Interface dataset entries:

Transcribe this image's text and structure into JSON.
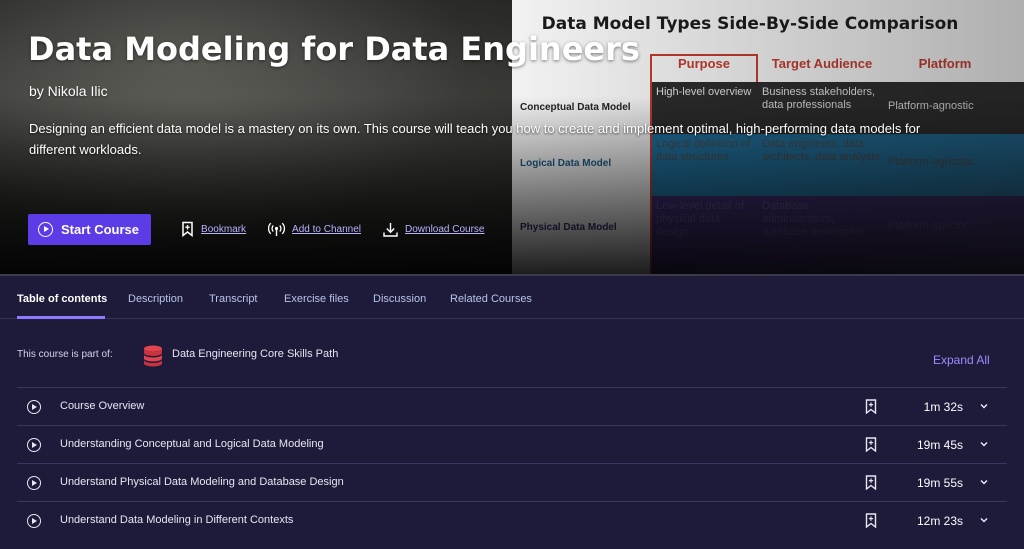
{
  "course": {
    "title": "Data Modeling for Data Engineers",
    "author": "by Nikola Ilic",
    "description": "Designing an efficient data model is a mastery on its own. This course will teach you how to create and implement optimal, high-performing data models for different workloads."
  },
  "actions": {
    "start_label": "Start Course",
    "bookmark_label": "Bookmark",
    "channel_label": "Add to Channel",
    "download_label": "Download Course"
  },
  "slide": {
    "title": "Data Model Types Side-By-Side Comparison",
    "headers": [
      "Purpose",
      "Target Audience",
      "Platform"
    ],
    "rows": [
      {
        "label": "Conceptual Data Model",
        "purpose": "High-level overview",
        "audience": "Business stakeholders, data professionals",
        "platform": "Platform-agnostic"
      },
      {
        "label": "Logical Data Model",
        "purpose": "Logical definition of data structures",
        "audience": "Data engineers, data architects, data analysts",
        "platform": "Platform-agnostic"
      },
      {
        "label": "Physical Data Model",
        "purpose": "Low-level detail of physical data design",
        "audience": "Database administrators, database developers",
        "platform": "Platform-specific"
      }
    ]
  },
  "tabs": [
    {
      "label": "Table of contents",
      "active": true
    },
    {
      "label": "Description",
      "active": false
    },
    {
      "label": "Transcript",
      "active": false
    },
    {
      "label": "Exercise files",
      "active": false
    },
    {
      "label": "Discussion",
      "active": false
    },
    {
      "label": "Related Courses",
      "active": false
    }
  ],
  "path": {
    "label": "This course is part of:",
    "name": "Data Engineering Core Skills Path"
  },
  "expand_all_label": "Expand All",
  "modules": [
    {
      "title": "Course Overview",
      "duration": "1m 32s"
    },
    {
      "title": "Understanding Conceptual and Logical Data Modeling",
      "duration": "19m 45s"
    },
    {
      "title": "Understand Physical Data Modeling and Database Design",
      "duration": "19m 55s"
    },
    {
      "title": "Understand Data Modeling in Different Contexts",
      "duration": "12m 23s"
    }
  ],
  "colors": {
    "accent": "#5c3ce6",
    "link": "#9d8dff",
    "background": "#1d1a3a",
    "slide_header": "#c0392b"
  }
}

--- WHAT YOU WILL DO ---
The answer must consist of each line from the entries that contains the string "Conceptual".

--- ANSWER TO THIS EXERCISE ---
        "label": "Conceptual Data Model",
      "title": "Understanding Conceptual and Logical Data Modeling",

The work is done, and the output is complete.